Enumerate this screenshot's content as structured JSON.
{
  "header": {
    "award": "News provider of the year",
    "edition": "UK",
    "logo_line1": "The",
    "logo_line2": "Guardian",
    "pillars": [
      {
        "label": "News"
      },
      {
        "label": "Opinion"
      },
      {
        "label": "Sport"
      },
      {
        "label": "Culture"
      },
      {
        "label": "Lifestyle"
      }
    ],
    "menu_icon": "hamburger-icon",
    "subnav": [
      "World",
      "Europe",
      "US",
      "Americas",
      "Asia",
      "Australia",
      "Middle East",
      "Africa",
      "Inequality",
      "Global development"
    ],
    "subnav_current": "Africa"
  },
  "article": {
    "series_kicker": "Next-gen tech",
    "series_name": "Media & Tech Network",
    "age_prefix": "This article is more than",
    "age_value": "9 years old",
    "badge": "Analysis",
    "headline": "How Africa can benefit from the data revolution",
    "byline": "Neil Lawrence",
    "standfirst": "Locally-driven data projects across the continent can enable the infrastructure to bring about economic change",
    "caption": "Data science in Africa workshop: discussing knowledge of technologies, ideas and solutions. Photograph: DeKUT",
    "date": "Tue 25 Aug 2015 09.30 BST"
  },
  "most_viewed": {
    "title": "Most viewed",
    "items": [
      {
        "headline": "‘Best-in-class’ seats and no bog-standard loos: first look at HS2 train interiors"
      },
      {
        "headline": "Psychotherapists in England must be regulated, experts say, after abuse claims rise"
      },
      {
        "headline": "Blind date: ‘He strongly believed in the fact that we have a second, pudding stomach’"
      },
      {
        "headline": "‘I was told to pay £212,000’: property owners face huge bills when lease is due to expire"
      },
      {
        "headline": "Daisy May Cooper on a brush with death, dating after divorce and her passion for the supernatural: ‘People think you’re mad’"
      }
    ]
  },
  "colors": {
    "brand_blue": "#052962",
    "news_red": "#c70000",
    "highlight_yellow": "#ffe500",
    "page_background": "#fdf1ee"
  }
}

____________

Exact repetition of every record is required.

Enumerate this screenshot's content as structured JSON.
{
  "header": {
    "award": "News provider of the year",
    "edition": "UK",
    "logo_line1": "The",
    "logo_line2": "Guardian",
    "pillars": [
      {
        "label": "News"
      },
      {
        "label": "Opinion"
      },
      {
        "label": "Sport"
      },
      {
        "label": "Culture"
      },
      {
        "label": "Lifestyle"
      }
    ],
    "menu_icon": "hamburger-icon",
    "subnav": [
      "World",
      "Europe",
      "US",
      "Americas",
      "Asia",
      "Australia",
      "Middle East",
      "Africa",
      "Inequality",
      "Global development"
    ],
    "subnav_current": "Africa"
  },
  "article": {
    "series_kicker": "Next-gen tech",
    "series_name": "Media & Tech Network",
    "age_prefix": "This article is more than",
    "age_value": "9 years old",
    "badge": "Analysis",
    "headline": "How Africa can benefit from the data revolution",
    "byline": "Neil Lawrence",
    "standfirst": "Locally-driven data projects across the continent can enable the infrastructure to bring about economic change",
    "caption": "Data science in Africa workshop: discussing knowledge of technologies, ideas and solutions. Photograph: DeKUT",
    "date": "Tue 25 Aug 2015 09.30 BST"
  },
  "most_viewed": {
    "title": "Most viewed",
    "items": [
      {
        "headline": "‘Best-in-class’ seats and no bog-standard loos: first look at HS2 train interiors"
      },
      {
        "headline": "Psychotherapists in England must be regulated, experts say, after abuse claims rise"
      },
      {
        "headline": "Blind date: ‘He strongly believed in the fact that we have a second, pudding stomach’"
      },
      {
        "headline": "‘I was told to pay £212,000’: property owners face huge bills when lease is due to expire"
      },
      {
        "headline": "Daisy May Cooper on a brush with death, dating after divorce and her passion for the supernatural: ‘People think you’re mad’"
      }
    ]
  },
  "colors": {
    "brand_blue": "#052962",
    "news_red": "#c70000",
    "highlight_yellow": "#ffe500",
    "page_background": "#fdf1ee"
  }
}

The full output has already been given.